Published online August 31, 2021

© The Korean Society for Transplantation

Living donor liver transplantation in an infant patient with progressive familial intrahepatic cholestasis along with hepatocellular carcinoma: a case report

Jung-Man Namgoong1 , Shin Hwang1 , Dae-Yeon Kim1 , Chul-Soo Ahn1 , Hyunhee Kwon1 , Suhyeon Ha1 , Kyung Mo Kim2 , Seak Hee Oh2

1Department of Surgery, Asan Medical Center, University of Ulsan College of Medicine, Seoul, Korea
2Department of Pediatrics, Asan Medical Center, University of Ulsan College of Medicine, Seoul, Korea

Correspondence to: Shin Hwang
Department of Surgery, Asan Medical Center, University of Ulsan College of Medicine, 88 Olympic-ro 43-gil, Songpagu, Seoul 05505, Korea
Tel: +82-2-3010-3930
Fax: +82-2-3010-6701
E-mail: shwang@amc.seoul.kr

Received: April 23, 2021; Revised: June 20, 2021; Accepted: June 21, 2021

This is an Open Access article distributed under the terms of the Creative Commons Attribution Non-Commercial License (http://creativecommons.org/licenses/by-nc/4.0/) which permits unrestricted non-commercial use, distribution, and reproduction in any medium, provided the original work is properly cited.


Progressive familial intrahepatic cholestasis (PFIC) is an autosomal recessive inherited disease requiring liver transplantation (LT). Hepatocellular carcinoma (HCC) is very rare in infants.

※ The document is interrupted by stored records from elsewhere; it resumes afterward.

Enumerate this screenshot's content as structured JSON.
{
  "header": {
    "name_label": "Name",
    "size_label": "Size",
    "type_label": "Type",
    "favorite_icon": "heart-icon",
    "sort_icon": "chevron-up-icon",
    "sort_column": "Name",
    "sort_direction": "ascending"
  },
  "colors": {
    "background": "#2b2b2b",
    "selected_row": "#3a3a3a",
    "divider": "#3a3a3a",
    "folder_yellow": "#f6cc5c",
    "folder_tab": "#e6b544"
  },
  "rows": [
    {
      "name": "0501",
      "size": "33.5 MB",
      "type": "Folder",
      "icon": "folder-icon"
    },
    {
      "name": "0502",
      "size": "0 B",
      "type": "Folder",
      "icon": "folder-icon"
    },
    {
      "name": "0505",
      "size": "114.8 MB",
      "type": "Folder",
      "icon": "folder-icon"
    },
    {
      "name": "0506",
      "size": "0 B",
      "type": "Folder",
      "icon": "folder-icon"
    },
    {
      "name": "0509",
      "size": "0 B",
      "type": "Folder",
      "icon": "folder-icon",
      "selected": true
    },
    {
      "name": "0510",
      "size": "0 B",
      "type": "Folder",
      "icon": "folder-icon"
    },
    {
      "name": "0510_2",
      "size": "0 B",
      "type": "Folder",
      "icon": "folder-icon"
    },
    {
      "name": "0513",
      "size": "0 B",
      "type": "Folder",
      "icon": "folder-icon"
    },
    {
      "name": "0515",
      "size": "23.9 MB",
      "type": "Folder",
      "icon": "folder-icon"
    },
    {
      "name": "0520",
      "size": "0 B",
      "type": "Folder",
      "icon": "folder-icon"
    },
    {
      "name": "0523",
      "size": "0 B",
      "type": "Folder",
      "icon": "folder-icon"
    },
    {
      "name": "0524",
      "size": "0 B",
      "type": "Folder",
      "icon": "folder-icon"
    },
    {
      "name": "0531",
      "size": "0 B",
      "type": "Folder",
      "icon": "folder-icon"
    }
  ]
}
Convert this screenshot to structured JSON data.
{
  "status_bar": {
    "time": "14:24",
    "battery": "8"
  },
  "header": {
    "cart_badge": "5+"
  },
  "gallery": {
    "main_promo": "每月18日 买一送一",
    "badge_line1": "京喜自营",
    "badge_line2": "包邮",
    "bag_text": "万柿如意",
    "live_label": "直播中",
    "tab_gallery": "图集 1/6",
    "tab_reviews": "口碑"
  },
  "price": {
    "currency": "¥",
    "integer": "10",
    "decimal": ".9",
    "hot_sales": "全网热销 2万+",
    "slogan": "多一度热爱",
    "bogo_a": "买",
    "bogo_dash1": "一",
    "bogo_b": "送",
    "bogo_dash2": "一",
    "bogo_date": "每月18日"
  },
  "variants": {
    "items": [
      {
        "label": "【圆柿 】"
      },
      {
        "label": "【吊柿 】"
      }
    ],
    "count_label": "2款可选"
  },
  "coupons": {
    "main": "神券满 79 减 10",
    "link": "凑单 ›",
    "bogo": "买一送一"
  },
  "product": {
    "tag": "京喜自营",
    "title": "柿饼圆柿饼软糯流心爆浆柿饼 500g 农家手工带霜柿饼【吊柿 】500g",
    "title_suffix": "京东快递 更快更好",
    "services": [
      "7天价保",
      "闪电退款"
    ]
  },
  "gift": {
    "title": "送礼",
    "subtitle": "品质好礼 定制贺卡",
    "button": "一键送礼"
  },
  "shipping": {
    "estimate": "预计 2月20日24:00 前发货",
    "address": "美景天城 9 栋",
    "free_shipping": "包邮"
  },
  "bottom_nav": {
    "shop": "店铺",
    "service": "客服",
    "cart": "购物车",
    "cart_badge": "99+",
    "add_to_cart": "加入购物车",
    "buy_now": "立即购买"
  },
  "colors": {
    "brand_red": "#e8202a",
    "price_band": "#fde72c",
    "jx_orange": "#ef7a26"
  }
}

We present a case of living donor LT using a left lateral section graft performed in a 7-month-old female infant diagnosed with PFIC type II and HCC. No mutation on ABCB11 gene was identified. Because of progressive deterioration of liver function, living donor LT with her mother’s left lateral section graft was performed. Pretransplant serum alpha-fetoprotein (AFP) level was increased to 2,740 ng/mL, but HCC was not taken into account because of its rarity. The explant liver showed micronodular liver cirrhosis, multiple infantile hemangiomas and two HCCs of 0.7 cm and 0.3 cm in size. The patient recovered uneventfully from the LT operation. This patient has been regularly followed up with abdomen ultrasonography and AFP measu rement every 6 months. The patient has been continually doing well for 8 years after the LT. In conclusion, LT is currently the only effective treatment for PFIC-associated end-stage liver diseases. HCC can develop at the cirrhotic liver of any cause, thus elevation of HCC tumor markers in pediatric patients is an important clue to perform further investigation before LT.

Keywords: Infant, Hepatocellular carcinoma, Tumor marker, Liver cirrhosis, Carcinogenesis